▶ Records
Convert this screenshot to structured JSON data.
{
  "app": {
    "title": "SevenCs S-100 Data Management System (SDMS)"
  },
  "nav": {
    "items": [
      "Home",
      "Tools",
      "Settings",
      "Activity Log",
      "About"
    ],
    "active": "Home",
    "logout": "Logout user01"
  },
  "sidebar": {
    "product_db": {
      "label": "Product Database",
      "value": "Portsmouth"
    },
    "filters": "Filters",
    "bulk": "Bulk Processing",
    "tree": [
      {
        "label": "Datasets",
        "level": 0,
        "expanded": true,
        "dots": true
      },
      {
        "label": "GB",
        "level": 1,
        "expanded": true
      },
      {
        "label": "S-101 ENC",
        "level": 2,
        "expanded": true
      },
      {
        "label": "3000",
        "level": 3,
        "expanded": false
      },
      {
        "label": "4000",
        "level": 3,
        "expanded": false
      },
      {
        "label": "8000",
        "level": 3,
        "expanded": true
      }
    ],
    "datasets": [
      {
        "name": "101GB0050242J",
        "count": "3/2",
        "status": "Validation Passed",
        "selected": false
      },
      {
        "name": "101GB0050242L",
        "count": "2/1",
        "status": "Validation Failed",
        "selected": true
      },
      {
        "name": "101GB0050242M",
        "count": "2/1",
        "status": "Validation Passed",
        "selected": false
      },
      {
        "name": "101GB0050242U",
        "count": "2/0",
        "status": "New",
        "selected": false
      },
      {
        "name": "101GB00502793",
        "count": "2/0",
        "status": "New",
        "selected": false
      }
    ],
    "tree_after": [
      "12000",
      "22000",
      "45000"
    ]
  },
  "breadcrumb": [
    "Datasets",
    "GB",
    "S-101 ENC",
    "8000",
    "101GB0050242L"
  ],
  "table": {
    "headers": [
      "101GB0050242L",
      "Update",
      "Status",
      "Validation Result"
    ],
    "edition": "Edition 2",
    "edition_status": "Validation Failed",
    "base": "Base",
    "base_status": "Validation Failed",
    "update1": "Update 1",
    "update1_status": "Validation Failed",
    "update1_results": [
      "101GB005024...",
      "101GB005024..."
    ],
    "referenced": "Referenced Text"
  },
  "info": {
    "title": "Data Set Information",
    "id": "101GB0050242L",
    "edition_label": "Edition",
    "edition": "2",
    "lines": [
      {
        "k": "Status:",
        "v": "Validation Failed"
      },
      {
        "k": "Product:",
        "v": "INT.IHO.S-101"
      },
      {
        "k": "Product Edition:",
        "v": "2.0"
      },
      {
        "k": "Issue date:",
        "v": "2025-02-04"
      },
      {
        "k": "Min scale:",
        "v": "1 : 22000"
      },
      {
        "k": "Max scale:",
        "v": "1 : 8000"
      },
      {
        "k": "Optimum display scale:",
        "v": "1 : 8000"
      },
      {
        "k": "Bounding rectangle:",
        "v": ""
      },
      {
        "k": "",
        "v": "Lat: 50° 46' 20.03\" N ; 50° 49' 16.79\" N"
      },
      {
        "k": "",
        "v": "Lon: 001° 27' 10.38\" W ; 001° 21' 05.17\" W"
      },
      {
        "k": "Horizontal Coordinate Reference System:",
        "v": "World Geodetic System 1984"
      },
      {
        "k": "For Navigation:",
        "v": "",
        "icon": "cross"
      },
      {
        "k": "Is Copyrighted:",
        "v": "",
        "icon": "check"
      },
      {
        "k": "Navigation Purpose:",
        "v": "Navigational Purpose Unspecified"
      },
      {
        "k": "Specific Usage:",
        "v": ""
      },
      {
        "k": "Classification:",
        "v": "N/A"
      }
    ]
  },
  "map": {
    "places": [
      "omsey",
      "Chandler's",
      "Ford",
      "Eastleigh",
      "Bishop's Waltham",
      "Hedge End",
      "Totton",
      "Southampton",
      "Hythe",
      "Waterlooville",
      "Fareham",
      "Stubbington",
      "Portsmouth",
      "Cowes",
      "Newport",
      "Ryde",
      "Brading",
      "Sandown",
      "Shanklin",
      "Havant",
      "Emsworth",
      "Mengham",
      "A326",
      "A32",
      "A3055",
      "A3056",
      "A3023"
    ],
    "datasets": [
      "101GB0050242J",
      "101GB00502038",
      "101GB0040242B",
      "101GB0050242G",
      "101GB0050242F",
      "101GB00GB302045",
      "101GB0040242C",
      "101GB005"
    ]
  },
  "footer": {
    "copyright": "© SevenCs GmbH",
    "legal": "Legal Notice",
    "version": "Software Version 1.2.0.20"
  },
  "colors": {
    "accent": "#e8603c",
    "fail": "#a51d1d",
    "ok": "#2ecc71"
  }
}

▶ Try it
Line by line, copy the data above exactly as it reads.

▶ Task result
Convert this screenshot to structured JSON data.
{
  "app": {
    "title": "SevenCs S-100 Data Management System (SDMS)"
  },
  "nav": {
    "items": [
      "Home",
      "Tools",
      "Settings",
      "Activity Log",
      "About"
    ],
    "active": "Home",
    "logout": "Logout user01"
  },
  "sidebar": {
    "product_db": {
      "label": "Product Database",
      "value": "Portsmouth"
    },
    "filters": "Filters",
    "bulk": "Bulk Processing",
    "tree": [
      {
        "label": "Datasets",
        "level": 0,
        "expanded": true,
        "dots": true
      },
      {
        "label": "GB",
        "level": 1,
        "expanded": true
      },
      {
        "label": "S-101 ENC",
        "level": 2,
        "expanded": true
      },
      {
        "label": "3000",
        "level": 3,
        "expanded": false
      },
      {
        "label": "4000",
        "level": 3,
        "expanded": false
      },
      {
        "label": "8000",
        "level": 3,
        "expanded": true
      }
    ],
    "datasets": [
      {
        "name": "101GB0050242J",
        "count": "3/2",
        "status": "Validation Passed",
        "selected": false
      },
      {
        "name": "101GB0050242L",
        "count": "2/1",
        "status": "Validation Failed",
        "selected": true
      },
      {
        "name": "101GB0050242M",
        "count": "2/1",
        "status": "Validation Passed",
        "selected": false
      },
      {
        "name": "101GB0050242U",
        "count": "2/0",
        "status": "New",
        "selected": false
      },
      {
        "name": "101GB00502793",
        "count": "2/0",
        "status": "New",
        "selected": false
      }
    ],
    "tree_after": [
      "12000",
      "22000",
      "45000"
    ]
  },
  "breadcrumb": [
    "Datasets",
    "GB",
    "S-101 ENC",
    "8000",
    "101GB0050242L"
  ],
  "table": {
    "headers": [
      "101GB0050242L",
      "Update",
      "Status",
      "Validation Result"
    ],
    "edition": "Edition 2",
    "edition_status": "Validation Failed",
    "base": "Base",
    "base_status": "Validation Failed",
    "update1": "Update 1",
    "update1_status": "Validation Failed",
    "update1_results": [
      "101GB005024...",
      "101GB005024..."
    ],
    "referenced": "Referenced Text"
  },
  "info": {
    "title": "Data Set Information",
    "id": "101GB0050242L",
    "edition_label": "Edition",
    "edition": "2",
    "lines": [
      {
        "k": "Status:",
        "v": "Validation Failed"
      },
      {
        "k": "Product:",
        "v": "INT.IHO.S-101"
      },
      {
        "k": "Product Edition:",
        "v": "2.0"
      },
      {
        "k": "Issue date:",
        "v": "2025-02-04"
      },
      {
        "k": "Min scale:",
        "v": "1 : 22000"
      },
      {
        "k": "Max scale:",
        "v": "1 : 8000"
      },
      {
        "k": "Optimum display scale:",
        "v": "1 : 8000"
      },
      {
        "k": "Bounding rectangle:",
        "v": ""
      },
      {
        "k": "",
        "v": "Lat: 50° 46' 20.03\" N ; 50° 49' 16.79\" N"
      },
      {
        "k": "",
        "v": "Lon: 001° 27' 10.38\" W ; 001° 21' 05.17\" W"
      },
      {
        "k": "Horizontal Coordinate Reference System:",
        "v": "World Geodetic System 1984"
      },
      {
        "k": "For Navigation:",
        "v": "",
        "icon": "cross"
      },
      {
        "k": "Is Copyrighted:",
        "v": "",
        "icon": "check"
      },
      {
        "k": "Navigation Purpose:",
        "v": "Navigational Purpose Unspecified"
      },
      {
        "k": "Specific Usage:",
        "v": ""
      },
      {
        "k": "Classification:",
        "v": "N/A"
      }
    ]
  },
  "map": {
    "places": [
      "omsey",
      "Chandler's",
      "Ford",
      "Eastleigh",
      "Bishop's Waltham",
      "Hedge End",
      "Totton",
      "Southampton",
      "Hythe",
      "Waterlooville",
      "Fareham",
      "Stubbington",
      "Portsmouth",
      "Cowes",
      "Newport",
      "Ryde",
      "Brading",
      "Sandown",
      "Shanklin",
      "Havant",
      "Emsworth",
      "Mengham",
      "A326",
      "A32",
      "A3055",
      "A3056",
      "A3023"
    ],
    "datasets": [
      "101GB0050242J",
      "101GB00502038",
      "101GB0040242B",
      "101GB0050242G",
      "101GB0050242F",
      "101GB00GB302045",
      "101GB0040242C",
      "101GB005"
    ]
  },
  "footer": {
    "copyright": "© SevenCs GmbH",
    "legal": "Legal Notice",
    "version": "Software Version 1.2.0.20"
  },
  "colors": {
    "accent": "#e8603c",
    "fail": "#a51d1d",
    "ok": "#2ecc71"
  }
}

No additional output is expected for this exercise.